Ivory poaching leads to steep decline in elephant populations

A growing demand for ivory, particularly in Asia, has led to a substantial rise in the number of large-scale seizures of the banned material, and a steep increase in the poaching of elephants. So much so, that the populations of the animals in parts of Africa are now in serious decline.

According to a new report from wildlife-watchdog organization TRAFFIC, 2011 was a record year for ivory seizures. In the past twelve months, 13 large-scale seizures, defined as more than 800kg – or 1763 pounds – have taken place world wide. The combined weight of those seizures is in excess of 23 tons, which is the equivalent of roughly 2500 elephants killed. In contrast, in 2010 there were only six such seizures, totaling 10 tons.

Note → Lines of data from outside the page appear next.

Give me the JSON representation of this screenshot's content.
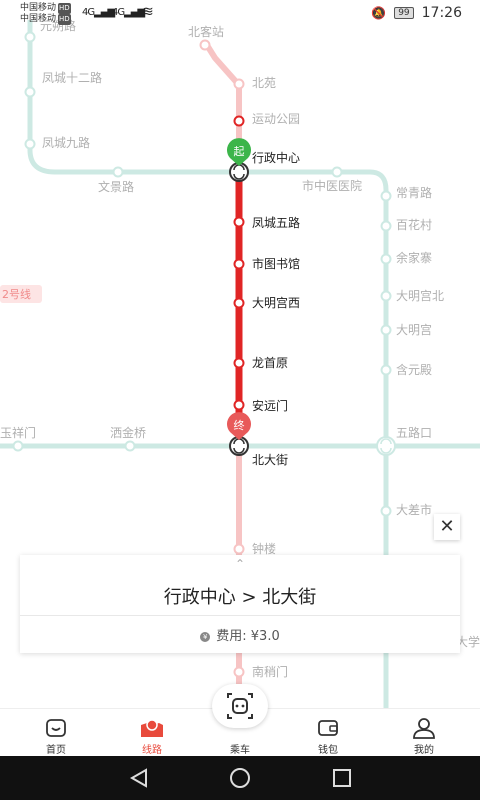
{
  "status_bar": {
    "carrier1": "中国移动",
    "carrier2": "中国移动",
    "hd_label": "HD",
    "net1": "4G",
    "net2": "4G",
    "battery": "99",
    "time": "17:26"
  },
  "map": {
    "stations": {
      "beikezhan": "北客站",
      "beiyuan": "北苑",
      "yundonggongyuan": "运动公园",
      "xingzhengzhongxin": "行政中心",
      "fengchengwulu": "凤城五路",
      "shitushuguan": "市图书馆",
      "damingongxi": "大明宫西",
      "longshouyuan": "龙首原",
      "anyuanmen": "安远门",
      "beidajie": "北大街",
      "zhonglou": "钟楼",
      "nanshaomen": "南稍门",
      "yuanwu": "元朔路",
      "fengcheng12": "凤城十二路",
      "fengcheng9": "凤城九路",
      "wenjinglu": "文景路",
      "shizhongyiyiyuan": "市中医医院",
      "changqinglu": "常青路",
      "baihuacun": "百花村",
      "yujiazhai": "余家寨",
      "damingongbei": "大明宫北",
      "damingong": "大明宫",
      "hanyuandian": "含元殿",
      "wulukou": "五路口",
      "dachashi": "大差市",
      "daxue": "大学",
      "yuxiangmen": "玉祥门",
      "sajinqiao": "洒金桥"
    },
    "line2_tag": "2号线",
    "start_marker": "起",
    "end_marker": "终",
    "colors": {
      "route": "#e02525",
      "line2": "#f7b8b8",
      "green": "#cde9e3",
      "start": "#3cb54a",
      "end": "#e85a5a"
    }
  },
  "close_label": "✕",
  "card": {
    "chevron": "⌃",
    "route_text": "行政中心 > 北大街",
    "coin": "¥",
    "fare_label": "费用:",
    "fare_value": "¥3.0"
  },
  "tabs": [
    {
      "label": "首页",
      "icon": "home-icon"
    },
    {
      "label": "线路",
      "icon": "map-pin-icon"
    },
    {
      "label": "乘车",
      "icon": "qr-scan-icon"
    },
    {
      "label": "钱包",
      "icon": "wallet-icon"
    },
    {
      "label": "我的",
      "icon": "user-icon"
    }
  ]
}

Most illegal shipments of ivory are bound for China, where they are commonly used in traditional medicines. TRAFFIC officials believe that the majority of those shipments originate in Kenya and Tanzania, where elephant populations are now in a sharp decline. A recent census of herds in Tanzania for example, recorded a 42% drop in the number of elephants between 2006 and 2009.

The illegal poaching of elephants mirrors what we’ve seen recently with rhinos as well. Those animals are valued for their distinctive horns, which are also in demand throughout Asia. 2011 was a particularly bad year for those creatures too, as the black rhino was declared extinct in West Africa.

Efforts are being made to put a halt to the brutal killing of these animals and to stop the poachers from trading in these illegal goods. But it seems that demand is simply too high and the risks and punishments are too low. If you’ve ever wanted to see these amazing creatures in their natural habitats, you may want to do so soon. At this rate, the rhino and elephant may be gone from the wild in our lifetimes.